Founder of pro-life group seeks chance to run for legislature
Kristen Hayes, of Jersey Shore, is seeking the Democratic nomination for the state’s 84th Legislative District in the May primary election.
A stay-at-home mother of three children, she became frustrated with what she said was a lack of response and representation from political figures.
“I want to lend my voice to the 84th district in Lycoming County because I don’t see those interests being represented by Rep. (Garth) Everett,” Hayes said. “When I saw I was not protected by government and not represented by representatives, I wanted to run. All they do is delay, deny, until the issue dies and talk over our heads.”
If she gets the nomination and is elected, she wants to make sure her constituents’ voices “do matter.” Otherwise, citizens become disillusioned.
“People think, why bother? Why care?” Hayes said.
Hayes wants to galvanize people to come together no matter what their party affiliation for this empowerment. She said she’s done this with the nonprofit Protecting the Sanctity of All Life Movement she started nine years ago, by bringing people from different walks of life together.
“With the knowledge I’ve acquired over nine years, I can help them and they can help someone else, and show they’re not powerless. They can have a voice and they can use it,” Hayes said.
Polarization too often means less representation, she said, and she wants to get back to “working together for the common good for all people, regardless of what letter is behind their names.”
On the issues, Hayes favors a natural gas drilling severance or extraction tax, and said the law could be written so as to distribute the funds to where it comes from, not just big cities. The biggest issue she has with the state’s oil and gas law, Act 13, is it initially stripped municipalities of their zoning rights.
“I believe government should be like a tube of toothpaste: squeezed from the bottom up,” Hayes said.
She would have voted against the transportation bill passed last fall, as some gas taxes were increased and will have a negative “ripple effect” throughout the state. She cited the American Petroleum Institute, saying Pennsylvania has held its place in the top third highest gas tax bracket in the country.
“Where did that (gas tax) money go?” Hayes asked.
On taxes, she does not support raising taxes on anyone, but rather eliminating loopholes and tax breaks to “level the playing field.”

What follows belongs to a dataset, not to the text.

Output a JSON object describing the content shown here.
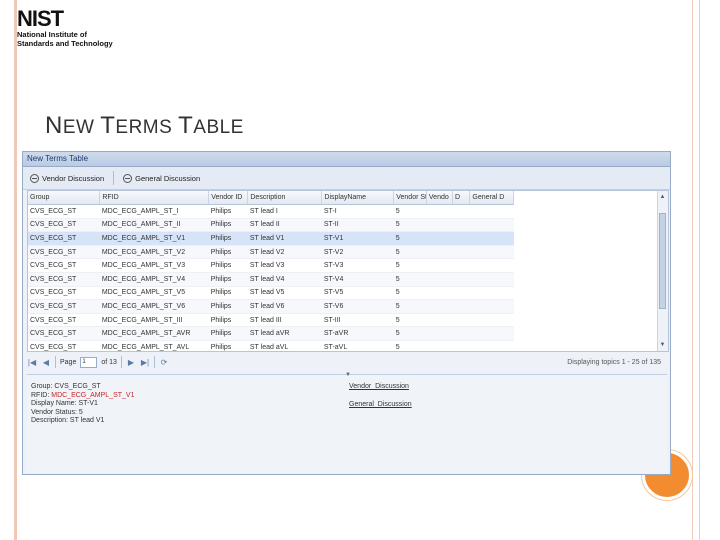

She advocates more funding for education partially by not subsidizing “multi-national, multi-billion-dollar corporations, and stop giving them tax write-offs.”
“We need to invest in our children instead of these corporations,” Hayes said.

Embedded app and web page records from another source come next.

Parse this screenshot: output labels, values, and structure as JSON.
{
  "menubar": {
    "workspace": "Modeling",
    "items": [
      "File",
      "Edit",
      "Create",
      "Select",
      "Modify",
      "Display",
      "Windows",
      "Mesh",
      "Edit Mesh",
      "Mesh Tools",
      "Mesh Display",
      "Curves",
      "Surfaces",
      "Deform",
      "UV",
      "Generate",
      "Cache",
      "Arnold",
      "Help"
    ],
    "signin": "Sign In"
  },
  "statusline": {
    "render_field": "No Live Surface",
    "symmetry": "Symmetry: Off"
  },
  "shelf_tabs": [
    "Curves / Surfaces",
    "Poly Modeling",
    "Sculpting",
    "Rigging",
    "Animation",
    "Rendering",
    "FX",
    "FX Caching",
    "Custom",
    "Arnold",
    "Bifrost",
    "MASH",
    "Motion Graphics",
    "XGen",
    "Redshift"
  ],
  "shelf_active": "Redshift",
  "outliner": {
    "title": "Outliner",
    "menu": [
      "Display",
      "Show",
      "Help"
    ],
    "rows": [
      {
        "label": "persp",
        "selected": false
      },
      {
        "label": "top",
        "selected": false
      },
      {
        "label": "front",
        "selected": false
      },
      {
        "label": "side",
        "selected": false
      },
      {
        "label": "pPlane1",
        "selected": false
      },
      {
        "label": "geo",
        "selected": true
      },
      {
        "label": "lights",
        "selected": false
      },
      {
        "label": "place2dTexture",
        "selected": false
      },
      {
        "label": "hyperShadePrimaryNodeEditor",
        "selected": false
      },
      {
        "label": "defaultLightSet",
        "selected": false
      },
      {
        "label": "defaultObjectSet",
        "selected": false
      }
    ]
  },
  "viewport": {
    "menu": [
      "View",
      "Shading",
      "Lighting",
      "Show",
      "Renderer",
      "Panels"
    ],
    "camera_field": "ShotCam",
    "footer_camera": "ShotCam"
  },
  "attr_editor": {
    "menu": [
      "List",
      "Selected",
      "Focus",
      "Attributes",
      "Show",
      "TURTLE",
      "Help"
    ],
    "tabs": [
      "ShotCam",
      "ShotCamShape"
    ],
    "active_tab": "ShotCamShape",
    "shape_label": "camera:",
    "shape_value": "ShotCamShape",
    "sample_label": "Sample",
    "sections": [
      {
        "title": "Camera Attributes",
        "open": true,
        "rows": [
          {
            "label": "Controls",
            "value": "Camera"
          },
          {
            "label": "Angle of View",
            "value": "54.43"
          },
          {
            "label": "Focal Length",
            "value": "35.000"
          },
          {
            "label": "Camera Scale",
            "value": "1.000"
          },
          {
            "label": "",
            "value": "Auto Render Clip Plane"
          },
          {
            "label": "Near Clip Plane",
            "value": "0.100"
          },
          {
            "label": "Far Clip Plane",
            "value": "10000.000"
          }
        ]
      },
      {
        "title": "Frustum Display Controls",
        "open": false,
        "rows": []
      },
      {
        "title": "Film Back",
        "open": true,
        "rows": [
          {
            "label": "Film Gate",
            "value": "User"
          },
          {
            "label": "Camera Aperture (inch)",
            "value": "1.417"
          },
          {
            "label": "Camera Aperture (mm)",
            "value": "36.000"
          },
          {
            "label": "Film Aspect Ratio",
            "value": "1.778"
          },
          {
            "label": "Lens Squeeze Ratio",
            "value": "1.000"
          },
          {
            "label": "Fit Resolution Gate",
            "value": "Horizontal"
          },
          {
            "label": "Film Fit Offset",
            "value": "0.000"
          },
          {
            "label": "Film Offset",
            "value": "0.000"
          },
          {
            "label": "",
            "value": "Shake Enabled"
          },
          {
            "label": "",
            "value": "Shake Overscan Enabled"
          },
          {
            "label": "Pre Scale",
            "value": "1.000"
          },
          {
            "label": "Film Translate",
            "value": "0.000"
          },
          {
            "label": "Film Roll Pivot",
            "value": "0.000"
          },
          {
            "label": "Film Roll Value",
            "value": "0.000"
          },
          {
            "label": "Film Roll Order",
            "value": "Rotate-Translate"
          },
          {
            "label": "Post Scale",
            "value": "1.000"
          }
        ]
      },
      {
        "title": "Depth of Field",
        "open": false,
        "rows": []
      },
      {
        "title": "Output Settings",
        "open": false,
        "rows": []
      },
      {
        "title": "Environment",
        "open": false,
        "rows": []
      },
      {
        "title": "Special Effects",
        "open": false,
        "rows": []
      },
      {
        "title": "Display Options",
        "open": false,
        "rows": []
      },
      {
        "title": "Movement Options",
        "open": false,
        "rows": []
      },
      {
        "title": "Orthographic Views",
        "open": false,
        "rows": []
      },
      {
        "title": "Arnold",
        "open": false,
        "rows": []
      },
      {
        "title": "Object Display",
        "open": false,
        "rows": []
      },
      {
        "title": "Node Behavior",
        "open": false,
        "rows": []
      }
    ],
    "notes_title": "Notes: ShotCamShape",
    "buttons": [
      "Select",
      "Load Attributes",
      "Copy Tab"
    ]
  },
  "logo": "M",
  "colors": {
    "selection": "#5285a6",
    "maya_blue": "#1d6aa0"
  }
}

Hayes supports what she calls “family-sustaining wages” by raising the minimum wage to give families more time together and empowering people to help themselves.
“By raising the minimum wage, it will allow people to help themselves out of poverty instead of government lifting them up,” she said. ” … I’m big on infrastructure so we can raise each other up, not the government.”

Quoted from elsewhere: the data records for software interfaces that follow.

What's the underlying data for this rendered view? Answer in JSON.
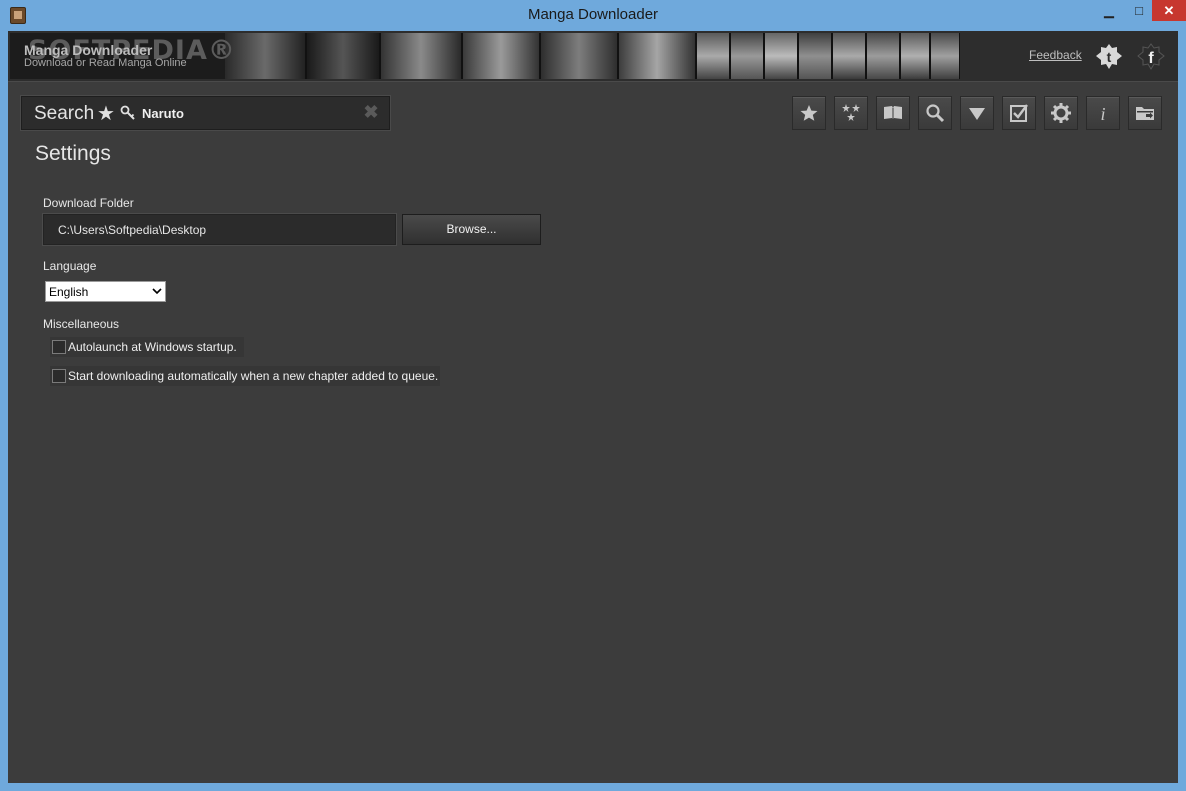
{
  "window": {
    "title": "Manga Downloader",
    "minimize_label": "▁",
    "maximize_label": "□",
    "close_label": "✕",
    "frame_color": "#6fa9dc",
    "background_color": "#3c3c3c"
  },
  "banner": {
    "watermark": "SOFTPEDIA®",
    "brand_title": "Manga Downloader",
    "brand_subtitle": "Download or Read Manga Online",
    "feedback_label": "Feedback",
    "social": [
      "twitter-icon",
      "facebook-icon"
    ]
  },
  "search": {
    "label": "Search",
    "star_icon": "★",
    "key_icon": "key-icon",
    "value": "Naruto",
    "clear_icon": "✖"
  },
  "toolbar": {
    "buttons": [
      {
        "name": "favorites-button",
        "icon": "star-icon"
      },
      {
        "name": "popular-button",
        "icon": "stars-icon"
      },
      {
        "name": "reader-button",
        "icon": "book-icon"
      },
      {
        "name": "search-button",
        "icon": "search-icon"
      },
      {
        "name": "downloads-button",
        "icon": "download-arrow-icon"
      },
      {
        "name": "queue-button",
        "icon": "checklist-icon"
      },
      {
        "name": "settings-button",
        "icon": "gear-icon"
      },
      {
        "name": "about-button",
        "icon": "info-icon"
      },
      {
        "name": "open-folder-button",
        "icon": "folder-icon"
      }
    ]
  },
  "settings": {
    "title": "Settings",
    "download_folder_label": "Download Folder",
    "download_folder_value": "C:\\Users\\Softpedia\\Desktop",
    "browse_label": "Browse...",
    "language_label": "Language",
    "language_value": "English",
    "misc_label": "Miscellaneous",
    "autolaunch_label": "Autolaunch at Windows startup.",
    "autolaunch_checked": false,
    "autodownload_label": "Start downloading automatically when a new chapter added to queue.",
    "autodownload_checked": false
  }
}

Hayes favors legalizing medical marijuana, not just marijuana-derived drugs, saying they’re not proven effective to treat intractable epilepsy, which her father has.
“If medicinal marijuana can save or greatly improve these kids lives and people like my dad, who wouldn’t support that?” Hayes asked.